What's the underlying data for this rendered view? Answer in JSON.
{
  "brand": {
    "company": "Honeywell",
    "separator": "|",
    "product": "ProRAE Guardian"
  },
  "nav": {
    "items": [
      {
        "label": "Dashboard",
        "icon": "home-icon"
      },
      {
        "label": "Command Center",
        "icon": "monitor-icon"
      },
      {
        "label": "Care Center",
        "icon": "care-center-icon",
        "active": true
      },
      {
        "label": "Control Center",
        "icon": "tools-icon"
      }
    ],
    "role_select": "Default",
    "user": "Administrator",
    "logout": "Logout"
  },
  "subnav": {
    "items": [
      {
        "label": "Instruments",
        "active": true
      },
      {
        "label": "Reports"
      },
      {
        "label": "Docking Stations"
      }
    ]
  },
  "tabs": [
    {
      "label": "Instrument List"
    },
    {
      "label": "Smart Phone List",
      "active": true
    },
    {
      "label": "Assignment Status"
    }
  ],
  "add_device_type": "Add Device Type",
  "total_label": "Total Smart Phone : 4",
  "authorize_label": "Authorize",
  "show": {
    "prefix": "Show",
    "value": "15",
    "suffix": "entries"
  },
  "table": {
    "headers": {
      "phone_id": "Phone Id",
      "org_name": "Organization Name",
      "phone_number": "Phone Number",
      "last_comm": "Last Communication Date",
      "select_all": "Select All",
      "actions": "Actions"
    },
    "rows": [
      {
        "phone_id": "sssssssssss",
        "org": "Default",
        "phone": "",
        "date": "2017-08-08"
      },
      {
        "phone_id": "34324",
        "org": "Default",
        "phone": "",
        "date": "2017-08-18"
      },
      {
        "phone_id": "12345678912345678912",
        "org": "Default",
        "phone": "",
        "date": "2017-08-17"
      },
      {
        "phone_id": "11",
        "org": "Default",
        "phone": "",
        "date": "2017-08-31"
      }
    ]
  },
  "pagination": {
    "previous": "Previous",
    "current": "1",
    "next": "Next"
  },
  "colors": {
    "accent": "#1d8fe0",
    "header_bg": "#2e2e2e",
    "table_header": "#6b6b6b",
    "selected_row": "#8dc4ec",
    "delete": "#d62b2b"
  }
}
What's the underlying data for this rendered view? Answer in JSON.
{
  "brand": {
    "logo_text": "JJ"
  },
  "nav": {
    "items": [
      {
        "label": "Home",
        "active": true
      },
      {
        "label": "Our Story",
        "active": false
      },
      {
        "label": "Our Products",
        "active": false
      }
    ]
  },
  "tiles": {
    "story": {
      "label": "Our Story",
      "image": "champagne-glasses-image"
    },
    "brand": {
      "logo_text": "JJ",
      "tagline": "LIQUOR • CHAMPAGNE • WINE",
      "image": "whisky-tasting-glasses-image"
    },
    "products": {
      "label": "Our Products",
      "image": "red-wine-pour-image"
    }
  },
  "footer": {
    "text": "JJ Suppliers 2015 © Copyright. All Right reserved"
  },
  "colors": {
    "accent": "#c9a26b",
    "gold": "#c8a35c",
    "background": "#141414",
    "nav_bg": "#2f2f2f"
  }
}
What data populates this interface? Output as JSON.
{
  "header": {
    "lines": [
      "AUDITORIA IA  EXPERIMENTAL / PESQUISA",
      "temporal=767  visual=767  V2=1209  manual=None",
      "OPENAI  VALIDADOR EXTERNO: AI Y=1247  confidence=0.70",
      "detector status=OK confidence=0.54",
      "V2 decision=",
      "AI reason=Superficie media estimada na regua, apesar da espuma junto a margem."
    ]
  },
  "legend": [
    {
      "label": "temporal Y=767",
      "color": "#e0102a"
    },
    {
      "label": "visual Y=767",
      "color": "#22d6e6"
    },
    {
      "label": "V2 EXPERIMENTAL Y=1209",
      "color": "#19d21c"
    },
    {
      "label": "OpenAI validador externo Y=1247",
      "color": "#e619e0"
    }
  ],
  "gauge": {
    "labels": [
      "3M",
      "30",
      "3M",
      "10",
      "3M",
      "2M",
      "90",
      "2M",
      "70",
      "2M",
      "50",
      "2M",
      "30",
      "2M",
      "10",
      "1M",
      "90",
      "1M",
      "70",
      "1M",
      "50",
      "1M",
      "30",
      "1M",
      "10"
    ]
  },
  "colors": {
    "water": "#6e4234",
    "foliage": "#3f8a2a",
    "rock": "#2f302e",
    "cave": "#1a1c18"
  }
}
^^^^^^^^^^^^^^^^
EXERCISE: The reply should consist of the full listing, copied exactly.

WRITTEN ANSWER:
What's the underlying data for this rendered view? Answer in JSON.
{
  "brand": {
    "company": "Honeywell",
    "separator": "|",
    "product": "ProRAE Guardian"
  },
  "nav": {
    "items": [
      {
        "label": "Dashboard",
        "icon": "home-icon"
      },
      {
        "label": "Command Center",
        "icon": "monitor-icon"
      },
      {
        "label": "Care Center",
        "icon": "care-center-icon",
        "active": true
      },
      {
        "label": "Control Center",
        "icon": "tools-icon"
      }
    ],
    "role_select": "Default",
    "user": "Administrator",
    "logout": "Logout"
  },
  "subnav": {
    "items": [
      {
        "label": "Instruments",
        "active": true
      },
      {
        "label": "Reports"
      },
      {
        "label": "Docking Stations"
      }
    ]
  },
  "tabs": [
    {
      "label": "Instrument List"
    },
    {
      "label": "Smart Phone List",
      "active": true
    },
    {
      "label": "Assignment Status"
    }
  ],
  "add_device_type": "Add Device Type",
  "total_label": "Total Smart Phone : 4",
  "authorize_label": "Authorize",
  "show": {
    "prefix": "Show",
    "value": "15",
    "suffix": "entries"
  },
  "table": {
    "headers": {
      "phone_id": "Phone Id",
      "org_name": "Organization Name",
      "phone_number": "Phone Number",
      "last_comm": "Last Communication Date",
      "select_all": "Select All",
      "actions": "Actions"
    },
    "rows": [
      {
        "phone_id": "sssssssssss",
        "org": "Default",
        "phone": "",
        "date": "2017-08-08"
      },
      {
        "phone_id": "34324",
        "org": "Default",
        "phone": "",
        "date": "2017-08-18"
      },
      {
        "phone_id": "12345678912345678912",
        "org": "Default",
        "phone": "",
        "date": "2017-08-17"
      },
      {
        "phone_id": "11",
        "org": "Default",
        "phone": "",
        "date": "2017-08-31"
      }
    ]
  },
  "pagination": {
    "previous": "Previous",
    "current": "1",
    "next": "Next"
  },
  "colors": {
    "accent": "#1d8fe0",
    "header_bg": "#2e2e2e",
    "table_header": "#6b6b6b",
    "selected_row": "#8dc4ec",
    "delete": "#d62b2b"
  }
}
What's the underlying data for this rendered view? Answer in JSON.
{
  "brand": {
    "logo_text": "JJ"
  },
  "nav": {
    "items": [
      {
        "label": "Home",
        "active": true
      },
      {
        "label": "Our Story",
        "active": false
      },
      {
        "label": "Our Products",
        "active": false
      }
    ]
  },
  "tiles": {
    "story": {
      "label": "Our Story",
      "image": "champagne-glasses-image"
    },
    "brand": {
      "logo_text": "JJ",
      "tagline": "LIQUOR • CHAMPAGNE • WINE",
      "image": "whisky-tasting-glasses-image"
    },
    "products": {
      "label": "Our Products",
      "image": "red-wine-pour-image"
    }
  },
  "footer": {
    "text": "JJ Suppliers 2015 © Copyright. All Right reserved"
  },
  "colors": {
    "accent": "#c9a26b",
    "gold": "#c8a35c",
    "background": "#141414",
    "nav_bg": "#2f2f2f"
  }
}
What data populates this interface? Output as JSON.
{
  "header": {
    "lines": [
      "AUDITORIA IA  EXPERIMENTAL / PESQUISA",
      "temporal=767  visual=767  V2=1209  manual=None",
      "OPENAI  VALIDADOR EXTERNO: AI Y=1247  confidence=0.70",
      "detector status=OK confidence=0.54",
      "V2 decision=",
      "AI reason=Superficie media estimada na regua, apesar da espuma junto a margem."
    ]
  },
  "legend": [
    {
      "label": "temporal Y=767",
      "color": "#e0102a"
    },
    {
      "label": "visual Y=767",
      "color": "#22d6e6"
    },
    {
      "label": "V2 EXPERIMENTAL Y=1209",
      "color": "#19d21c"
    },
    {
      "label": "OpenAI validador externo Y=1247",
      "color": "#e619e0"
    }
  ],
  "gauge": {
    "labels": [
      "3M",
      "30",
      "3M",
      "10",
      "3M",
      "2M",
      "90",
      "2M",
      "70",
      "2M",
      "50",
      "2M",
      "30",
      "2M",
      "10",
      "1M",
      "90",
      "1M",
      "70",
      "1M",
      "50",
      "1M",
      "30",
      "1M",
      "10"
    ]
  },
  "colors": {
    "water": "#6e4234",
    "foliage": "#3f8a2a",
    "rock": "#2f302e",
    "cave": "#1a1c18"
  }
}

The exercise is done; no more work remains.